Clemente Ciammaruconi, "The Last Supper of Francis of Assisi: A Passage from `We Who Were With Him'"[14]
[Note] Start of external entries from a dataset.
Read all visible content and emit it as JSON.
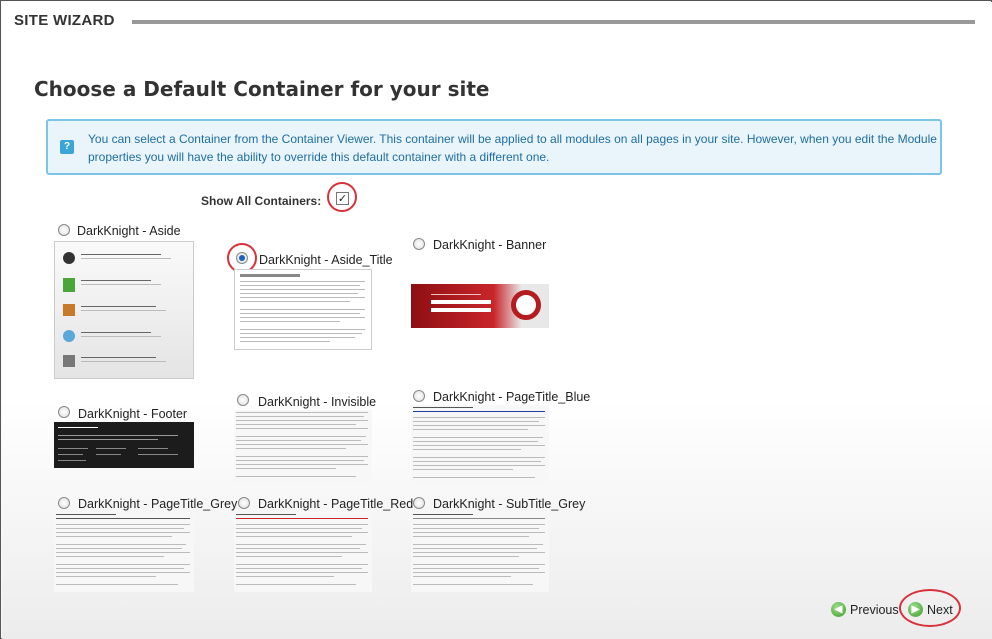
{
  "header": {
    "title": "SITE WIZARD"
  },
  "page": {
    "title": "Choose a Default Container for your site"
  },
  "info": {
    "icon": "help-icon",
    "text": "You can select a Container from the Container Viewer. This container will be applied to all modules on all pages in your site. However, when you edit the Module properties you will have the ability to override this default container with a different one."
  },
  "show_all": {
    "label": "Show All Containers:",
    "checked": true
  },
  "containers": [
    {
      "label": "DarkKnight - Aside",
      "selected": false
    },
    {
      "label": "DarkKnight - Aside_Title",
      "selected": true
    },
    {
      "label": "DarkKnight - Banner",
      "selected": false
    },
    {
      "label": "DarkKnight - Footer",
      "selected": false
    },
    {
      "label": "DarkKnight - Invisible",
      "selected": false
    },
    {
      "label": "DarkKnight - PageTitle_Blue",
      "selected": false
    },
    {
      "label": "DarkKnight - PageTitle_Grey",
      "selected": false
    },
    {
      "label": "DarkKnight - PageTitle_Red",
      "selected": false
    },
    {
      "label": "DarkKnight - SubTitle_Grey",
      "selected": false
    }
  ],
  "nav": {
    "previous_label": "Previous",
    "next_label": "Next"
  },
  "colors": {
    "accent_red": "#d9313a",
    "info_border": "#7cc5e6",
    "info_text": "#1f6da0",
    "nav_green": "#3a9a2c"
  }
}
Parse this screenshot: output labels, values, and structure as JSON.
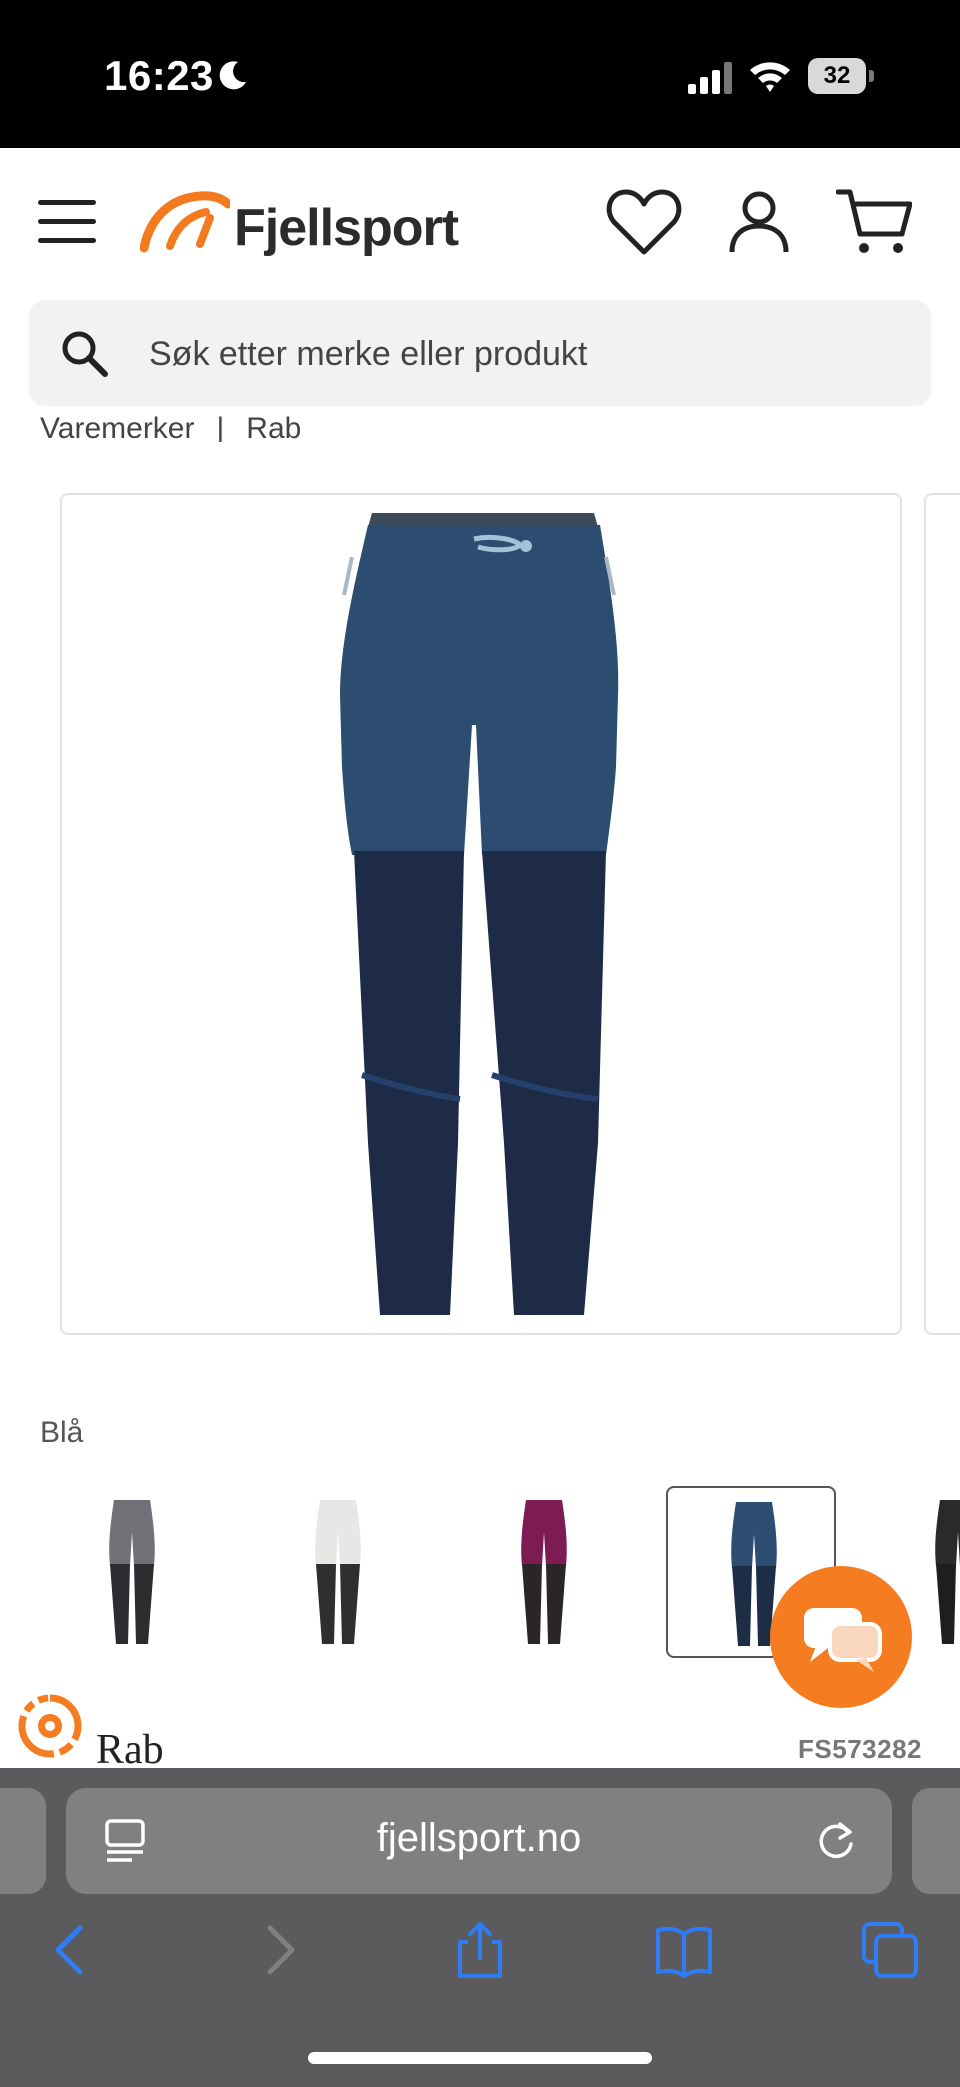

As one of those physically present with Francis, his biographer, Thomas of Celano (c. 1200—c. 1260-1270),[15] stressed the relationship between Francis wanting to receive the Eucharist in the spirit of John 6:53; rather than the effort it took Francis to do that on his deathbed.

 

 

For more on sources see the Appendix file.  Personal Notes are on the web site at www.western-civilization.com/CBQ/Personal%20Notes

 



[1] Raymond Arroyo, the Encore Presentation on ETWN, “The World Over,” Saturday, June 20, 2009.  I do not own the technology required to record this program, and accept the risk associated therewith.

 

[2] http://en.wikipedia.org/wiki/Basil_Hume  (accessed June 21, 2009).

 

[3] Downers Grove, Illinois, InterVarsity Press, 2006, 72.

 

[4] Theological Studies, Vol. 68, No. 4 (December 2007) 751.

 

[5] the Catholic Biblical Quarterly, Vol. 69, No. 1 (January 2007) 130.

 

[6] the Catholic Biblical Quarterly, Vol. 70, No. 1 (January 2008) 62.

 

[7] Theological Studies, Vol. 70, No. 2 (June 2009) 295.

 

[8] The Roman Ritual: Revised by Decree of the Second Vatican Ecumenical Council and Published by Authority of Pope Paul VI: Pastoral Care of the Sick: Rites of Anointing and Viaticum: Approved for use in the dioceses of the United States of America by the National Conference of Catholic Bishops and Confirmed by the Apostolic See: Prepared by International Commission on English in the Liturgy: a Joint Commission of Catholic Bishops’ Conferences (New York: Catholic Book Publishing Co. 1983) 286, 324.

 

[9] http://www.codex-sinaiticus.net/en/manuscript.aspx?book=26&chapter=33&imageType=raking&imageType=standard&inputControl=420&lid=en&manuscript=true&phd=true&side=r&transcription=true&transcriptionType=page&transcriptionType=verse&translation=true&zoomSlider=0  (accessed April 14, 2009).  090414 Psalm 33 in the Lectionary is Psalm 32 in the Codex Sinaiticus.  090613 Psalm 34 in the Lectionary is Psalm 33 in the Codex Sinaiticus.

 

[10] http://www.codex-sinaiticus.net/en/codex/significance.aspx  (accessed June 20, 2009 and June 30, 2015).  Earlier material is at 035B and 107B for 2009.

 

[11] the Catholic Biblical Quarterly, Vol. 69, No. 3 (July 2007) 514-516.

 

[12] The Roman Ritual: Revised by Decree of the Second Vatican Ecumenical Council and Published by Authority of Pope Paul VI: Pastoral Care of the Sick: Rites of Anointing and Viaticum: Approved for use in the dioceses of the United States of America by the National Conference of Catholic Bishops and Confirmed by the Apostolic See: Prepared by International Commission on English in the Liturgy: a Joint Commission of Catholic Bishops’ Conferences (New York: Catholic Book Publishing Co. 1983) 66, 157, 330, 331, 316; N.a., International Commission on English in the Liturgy: A Joint Commission of Catholic Bishops’ Conferences, The Roman Ritual: Revised by Decree of the Second Vatican Ecumenical Council and published by Authority of Pope Paul IV: Order of Christian Funerals: Including Appendix 2: Cremation: Approved for use in the Dioceses of the United States of America by the National Conference of Catholic Bishops and Confirmed by the Apostolic See (New Jersey: Catholic Book Publishing Co., 1998) 241, 259.

 

[13] the Catholic Biblical Quarterly, Vol. 69, No. 3 (July 2007) 574.

 

[14] Greyfriars Review, Vol. 18, No. 2 (2004) 206.